Spalding traces the roots of American progressives to German thinkers who believed in the "Administrative State." Here, government is controlled by administrators and "experts," rather than officials elected to represent the people. Spalding also notes that the Founders and the progressives differed in their view of the Constitution. Progressives believed in a "...
Brown v. Maryland (1827)
This case centered around two facets of the Constitution: the Commerce Clause and the regulation of taxes on imports.
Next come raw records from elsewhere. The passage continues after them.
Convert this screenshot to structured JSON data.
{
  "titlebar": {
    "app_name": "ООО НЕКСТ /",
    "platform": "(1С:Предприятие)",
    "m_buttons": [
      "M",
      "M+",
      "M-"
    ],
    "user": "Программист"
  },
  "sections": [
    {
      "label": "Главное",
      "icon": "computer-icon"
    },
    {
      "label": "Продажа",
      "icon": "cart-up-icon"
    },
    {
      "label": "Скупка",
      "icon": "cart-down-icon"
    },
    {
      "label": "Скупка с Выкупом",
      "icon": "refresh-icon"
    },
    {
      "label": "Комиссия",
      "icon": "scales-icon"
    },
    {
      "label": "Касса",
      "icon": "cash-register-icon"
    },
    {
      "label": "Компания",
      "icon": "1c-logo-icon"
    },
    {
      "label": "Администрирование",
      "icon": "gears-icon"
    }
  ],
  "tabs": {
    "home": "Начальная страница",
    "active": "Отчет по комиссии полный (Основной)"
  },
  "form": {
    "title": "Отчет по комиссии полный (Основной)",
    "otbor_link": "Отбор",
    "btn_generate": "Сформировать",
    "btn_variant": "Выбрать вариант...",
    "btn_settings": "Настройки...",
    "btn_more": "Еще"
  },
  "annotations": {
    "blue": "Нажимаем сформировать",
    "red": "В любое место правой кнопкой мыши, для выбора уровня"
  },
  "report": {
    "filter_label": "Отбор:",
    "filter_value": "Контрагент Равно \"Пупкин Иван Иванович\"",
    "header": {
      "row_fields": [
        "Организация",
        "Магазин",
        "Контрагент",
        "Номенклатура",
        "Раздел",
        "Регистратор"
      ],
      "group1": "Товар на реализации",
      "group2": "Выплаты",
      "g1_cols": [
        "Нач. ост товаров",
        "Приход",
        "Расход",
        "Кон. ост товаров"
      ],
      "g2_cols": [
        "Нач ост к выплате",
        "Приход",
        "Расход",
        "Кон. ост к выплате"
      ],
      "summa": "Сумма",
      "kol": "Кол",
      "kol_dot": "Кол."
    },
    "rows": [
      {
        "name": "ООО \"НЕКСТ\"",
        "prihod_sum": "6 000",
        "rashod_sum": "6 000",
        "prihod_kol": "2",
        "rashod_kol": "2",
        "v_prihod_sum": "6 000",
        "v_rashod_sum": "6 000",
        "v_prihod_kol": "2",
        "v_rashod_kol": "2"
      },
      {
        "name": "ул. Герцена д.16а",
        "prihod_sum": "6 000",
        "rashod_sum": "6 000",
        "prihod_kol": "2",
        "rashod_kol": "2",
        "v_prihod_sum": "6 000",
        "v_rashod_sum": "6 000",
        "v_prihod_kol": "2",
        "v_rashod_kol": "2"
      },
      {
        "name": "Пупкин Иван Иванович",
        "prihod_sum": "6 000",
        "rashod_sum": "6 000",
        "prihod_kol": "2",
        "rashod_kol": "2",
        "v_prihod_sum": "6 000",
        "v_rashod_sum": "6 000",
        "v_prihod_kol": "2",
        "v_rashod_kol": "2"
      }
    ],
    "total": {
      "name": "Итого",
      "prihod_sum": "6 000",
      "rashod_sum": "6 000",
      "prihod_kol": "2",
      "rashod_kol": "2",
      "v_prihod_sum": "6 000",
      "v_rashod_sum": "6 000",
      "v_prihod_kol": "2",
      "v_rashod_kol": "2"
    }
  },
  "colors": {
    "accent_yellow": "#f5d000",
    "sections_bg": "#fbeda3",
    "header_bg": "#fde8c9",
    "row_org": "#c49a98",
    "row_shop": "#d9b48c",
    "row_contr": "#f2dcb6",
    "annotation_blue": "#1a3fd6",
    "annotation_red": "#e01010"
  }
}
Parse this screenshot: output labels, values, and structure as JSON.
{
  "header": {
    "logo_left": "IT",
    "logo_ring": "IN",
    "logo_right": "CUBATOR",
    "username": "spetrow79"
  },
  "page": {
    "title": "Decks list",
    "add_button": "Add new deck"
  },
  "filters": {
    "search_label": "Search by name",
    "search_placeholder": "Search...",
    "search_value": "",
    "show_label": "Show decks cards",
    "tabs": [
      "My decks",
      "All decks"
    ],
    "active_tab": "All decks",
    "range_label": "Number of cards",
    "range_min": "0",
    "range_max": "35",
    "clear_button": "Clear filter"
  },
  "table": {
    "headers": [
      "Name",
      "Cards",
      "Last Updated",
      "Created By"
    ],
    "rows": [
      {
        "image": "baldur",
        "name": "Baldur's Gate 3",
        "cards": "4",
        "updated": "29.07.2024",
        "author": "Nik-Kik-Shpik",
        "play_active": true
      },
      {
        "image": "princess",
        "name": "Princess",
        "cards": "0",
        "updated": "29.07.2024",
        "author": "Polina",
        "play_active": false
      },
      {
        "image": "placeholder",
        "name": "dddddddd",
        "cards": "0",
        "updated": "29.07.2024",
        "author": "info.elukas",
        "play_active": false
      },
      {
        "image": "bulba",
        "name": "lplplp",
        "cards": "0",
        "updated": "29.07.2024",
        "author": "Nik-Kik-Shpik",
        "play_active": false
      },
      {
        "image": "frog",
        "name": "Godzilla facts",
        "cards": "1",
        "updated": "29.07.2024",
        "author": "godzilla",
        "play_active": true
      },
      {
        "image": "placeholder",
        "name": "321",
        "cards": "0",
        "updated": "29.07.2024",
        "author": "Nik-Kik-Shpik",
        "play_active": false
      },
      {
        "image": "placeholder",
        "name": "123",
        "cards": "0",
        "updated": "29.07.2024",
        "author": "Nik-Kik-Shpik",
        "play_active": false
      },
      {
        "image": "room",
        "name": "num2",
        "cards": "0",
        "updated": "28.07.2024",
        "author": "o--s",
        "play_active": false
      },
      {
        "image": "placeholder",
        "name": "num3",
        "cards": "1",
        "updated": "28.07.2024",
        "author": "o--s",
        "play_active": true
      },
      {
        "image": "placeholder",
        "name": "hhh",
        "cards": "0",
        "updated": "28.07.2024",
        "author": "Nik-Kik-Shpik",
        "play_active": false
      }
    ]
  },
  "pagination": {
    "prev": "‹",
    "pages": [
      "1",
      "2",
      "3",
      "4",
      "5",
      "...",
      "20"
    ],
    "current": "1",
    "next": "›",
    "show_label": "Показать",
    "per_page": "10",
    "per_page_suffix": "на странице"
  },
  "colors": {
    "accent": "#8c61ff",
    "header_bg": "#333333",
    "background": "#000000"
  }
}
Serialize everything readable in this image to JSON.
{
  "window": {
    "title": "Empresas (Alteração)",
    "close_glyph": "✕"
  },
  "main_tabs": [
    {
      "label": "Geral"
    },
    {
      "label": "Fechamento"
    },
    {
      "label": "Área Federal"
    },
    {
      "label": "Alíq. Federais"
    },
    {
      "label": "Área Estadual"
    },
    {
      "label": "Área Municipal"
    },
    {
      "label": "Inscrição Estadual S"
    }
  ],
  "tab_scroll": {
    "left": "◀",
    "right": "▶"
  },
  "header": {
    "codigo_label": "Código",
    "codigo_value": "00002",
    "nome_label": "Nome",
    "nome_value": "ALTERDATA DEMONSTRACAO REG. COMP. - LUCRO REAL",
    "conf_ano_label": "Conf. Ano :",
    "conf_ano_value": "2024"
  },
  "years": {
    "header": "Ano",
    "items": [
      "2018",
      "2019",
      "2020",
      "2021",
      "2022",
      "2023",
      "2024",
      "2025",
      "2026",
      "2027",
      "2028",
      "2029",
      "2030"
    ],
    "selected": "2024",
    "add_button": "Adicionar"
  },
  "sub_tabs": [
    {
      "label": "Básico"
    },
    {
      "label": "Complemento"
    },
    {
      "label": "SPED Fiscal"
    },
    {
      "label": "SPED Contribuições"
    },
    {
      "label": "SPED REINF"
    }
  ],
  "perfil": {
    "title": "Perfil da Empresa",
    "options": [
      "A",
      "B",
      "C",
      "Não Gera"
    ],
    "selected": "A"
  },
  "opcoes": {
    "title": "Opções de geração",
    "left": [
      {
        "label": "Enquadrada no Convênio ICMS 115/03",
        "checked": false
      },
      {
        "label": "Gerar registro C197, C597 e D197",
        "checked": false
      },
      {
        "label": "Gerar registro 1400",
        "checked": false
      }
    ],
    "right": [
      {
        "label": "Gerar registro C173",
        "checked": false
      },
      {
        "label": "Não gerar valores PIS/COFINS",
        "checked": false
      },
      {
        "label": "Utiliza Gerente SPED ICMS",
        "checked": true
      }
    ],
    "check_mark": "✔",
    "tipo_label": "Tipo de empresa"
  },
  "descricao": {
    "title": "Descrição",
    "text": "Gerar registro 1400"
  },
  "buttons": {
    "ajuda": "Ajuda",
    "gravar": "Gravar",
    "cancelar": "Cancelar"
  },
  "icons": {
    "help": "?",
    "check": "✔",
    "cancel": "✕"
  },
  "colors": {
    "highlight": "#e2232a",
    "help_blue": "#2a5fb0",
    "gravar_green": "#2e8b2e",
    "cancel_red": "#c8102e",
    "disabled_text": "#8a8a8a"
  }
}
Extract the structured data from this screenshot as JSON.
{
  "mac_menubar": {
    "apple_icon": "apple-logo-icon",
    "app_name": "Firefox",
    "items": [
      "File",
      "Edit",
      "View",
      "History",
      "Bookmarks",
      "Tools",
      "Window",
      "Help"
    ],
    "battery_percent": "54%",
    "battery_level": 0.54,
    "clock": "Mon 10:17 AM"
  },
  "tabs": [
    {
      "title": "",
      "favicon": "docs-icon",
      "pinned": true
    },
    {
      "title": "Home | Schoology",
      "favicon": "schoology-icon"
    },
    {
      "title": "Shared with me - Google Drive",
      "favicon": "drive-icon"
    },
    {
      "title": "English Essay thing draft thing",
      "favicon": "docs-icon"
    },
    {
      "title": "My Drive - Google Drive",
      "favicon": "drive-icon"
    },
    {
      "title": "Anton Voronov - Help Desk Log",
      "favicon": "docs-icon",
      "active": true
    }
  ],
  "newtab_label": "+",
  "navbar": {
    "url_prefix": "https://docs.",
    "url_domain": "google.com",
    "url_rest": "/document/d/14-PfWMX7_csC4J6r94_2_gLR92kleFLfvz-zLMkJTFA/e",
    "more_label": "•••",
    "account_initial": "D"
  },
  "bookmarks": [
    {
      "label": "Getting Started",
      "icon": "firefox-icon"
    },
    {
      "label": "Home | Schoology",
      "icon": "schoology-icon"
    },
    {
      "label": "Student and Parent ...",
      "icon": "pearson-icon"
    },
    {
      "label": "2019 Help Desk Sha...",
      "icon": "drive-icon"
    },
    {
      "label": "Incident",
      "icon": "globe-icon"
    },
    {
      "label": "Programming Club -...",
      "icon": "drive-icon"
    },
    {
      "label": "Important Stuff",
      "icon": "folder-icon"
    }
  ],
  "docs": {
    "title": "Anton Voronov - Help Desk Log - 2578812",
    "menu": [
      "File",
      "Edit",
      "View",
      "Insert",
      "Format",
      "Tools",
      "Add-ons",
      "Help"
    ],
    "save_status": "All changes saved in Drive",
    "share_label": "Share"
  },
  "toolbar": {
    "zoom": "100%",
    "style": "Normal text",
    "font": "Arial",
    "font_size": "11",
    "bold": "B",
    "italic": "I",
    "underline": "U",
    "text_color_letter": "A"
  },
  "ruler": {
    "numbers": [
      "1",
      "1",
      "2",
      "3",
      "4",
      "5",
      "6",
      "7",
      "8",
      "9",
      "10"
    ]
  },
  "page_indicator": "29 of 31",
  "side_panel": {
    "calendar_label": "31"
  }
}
Chief Justice Marshall offered the opinion of the Court in this case, concluding with following statement:
"It has been contended that this construction of the power to regulate commerce, as was contended in construing the prohibition to lay duties on imports, would abridge the acknowledged power of a state to tax its own citizens or their property within its territory.
We admit this power to be sacred, but cannot admit that it may be used so as to obstruct the free course of a power given to Congress. We cannot admit that it may be used so as to obstruct or defeat the power to regulate commerce. It has been observed that the powers remaining with the states may be so exercised as to come in conflict with those vested in Congress. When this happens, that which is not supreme must yield to that which is supreme."
More About This Topic...
- Founders and 19th Century Quotes on the Commerce Clause
- The Commerce Clause of the US Constitution
- Ogden v. Saunders (1827)
- Carter v. Carter Coal Co. (1936)
- Contemporary Quotes on the Commerce Clause
- National Labor Relations Board v. Jones & Laughlin Steel Corporation (1937)
- American Founding and 19th Century Quotes on Constitutional Interpretation
- Willson v. Black Bird Creek Marsh Co. (1829)
- Livingston v. Van Ingen (1812)
- Commerce, Commerce, Everywhere: The Uses and Abuses of the Commerce Clause